Flame Smoked Duck Breast, high quality duck breast smoked over an open fire with stones.
Sea Bass with Fried Noodle, a modified version of the famous Chinese baked carp. It is marinated for 8 hours and garnished with crispy house-made dragon beard noodles and flavored with sweet and sour seasonings.
Braised Morels with Double Mushrooms, a mushroom pairing of morels and lingzhi mushrooms, the latter traditionally used in Chinese medicine. Morels are some of the most precious ingredients in Chinese cuisine and were given as tribute to several dynasties of emperors. The mushrooms have large amounts of nutrients and can enhance immunity.
Chef Guo Signature Pork Chops, Chef Guo created this classic combining Chinese-Western dish during a cooking-related cultural exchange with French chefs, and it won the Special Golden Award from the Association International de la Gastronomie Chinoise. This dish uses Chinese pickles instead of salt to emphasize the natural flavor of the pork. The chop is fried, giving it a golden luster with a crisp taste as well as a crunchy exterior and tender interior. It is served in a simple tomato sauce and with a house made chocolate pocky stick that melts on the dish, adding a sweet flavor and aroma that complete the dish.
Tofu with Caviar, caviar, one of the world’s ‘three main culinary treasures’ is served over tofu cooked at a low temperature for 8 hours to give it a sweet flavor in a scallion sauce.
Chef Guo Signature Noodles with Black Bean Sauce is an elegant swirl of house made noodles based in black bean sauce on a secret recipe passed down from the imperial palace of the late Qing dynasty’s House of Aisin-Gioro.
Tricolor Sea Swallow, composed of one of the world’s most precious ingredients, known as the sea swallow. The cartilaginous fish lives more than 4,000 meters below the surface of the Pacific Ocean, and it has a high nutritional value. The fish bone is dried then rehydrated to create a gelatin and is served in a glass dish, first with papaya added to create a flavor base then kiwi is mixed in, followed by yogurt. After each ingredient is mixed in, the diner samples the flavors to truly understand the metamorphosis.
Golden Orange Sitting on a Swing is the dessert course. Rather than serve pastries, Chef Guo serves fruit for dessert as is customary in China as it helps to digest from the large meal. The fruit platter is composed of Florida Oranges and Red Delicious Apples.
The final course is Pu’er Tea, produced in China’s Yunnan Province, which is protected by geographical indications, and is made using a specified fermentation technique. It is a ripe tea that has been naturally grown for more than 100 years on an ancient tea tree. Pu’er is orange, yellow, and thick, and has a strong and unique aroma with a dense taste. Guests are encouraged to smell the tea before drinking to experience the full flavor profile.
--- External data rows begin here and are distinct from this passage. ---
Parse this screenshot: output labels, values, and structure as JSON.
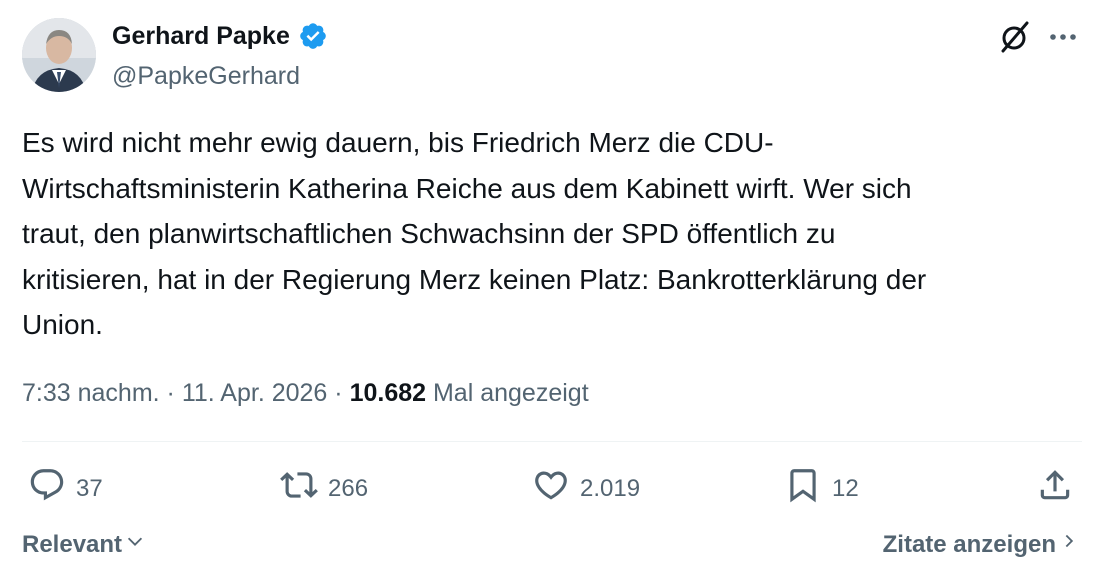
{
  "author": {
    "name": "Gerhard Papke",
    "handle": "@PapkeGerhard"
  },
  "tweet": {
    "text": "Es wird nicht mehr ewig dauern, bis Friedrich Merz die CDU-\nWirtschaftsministerin Katherina Reiche aus dem Kabinett wirft. Wer sich\ntraut, den planwirtschaftlichen Schwachsinn der SPD öffentlich zu\nkritisieren, hat in der Regierung Merz keinen Platz: Bankrotterklärung der\nUnion.",
    "time": "7:33 nachm.",
    "separator": "·",
    "date": "11. Apr. 2026",
    "views_count": "10.682",
    "views_label": "Mal angezeigt"
  },
  "actions": {
    "replies": "37",
    "reposts": "266",
    "likes": "2.019",
    "bookmarks": "12"
  },
  "footer": {
    "sort_label": "Relevant",
    "quotes_label": "Zitate anzeigen"
  },
  "colors": {
    "verified": "#1d9bf0",
    "text": "#0f1419",
    "secondary": "#536471"
  },
  "icons": [
    "verified-badge-icon",
    "grok-icon",
    "more-icon",
    "reply-icon",
    "repost-icon",
    "like-icon",
    "bookmark-icon",
    "share-icon",
    "chevron-down-icon",
    "chevron-right-icon"
  ]
}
The restaurant will debut with a seven-wine pairing by Max Tierno (Corkbuzz, Eleven Madison Park, La Devozione) that includes such selections as Heitz Cabernet Sauvignon, Grgich Hills Estate Chardonnay, and R. Geoffroy Expression Champagne.
135 East 50th Street.Tuesday-Sunday: Seating at 5:30pm and 8:30pm (212) 886-9888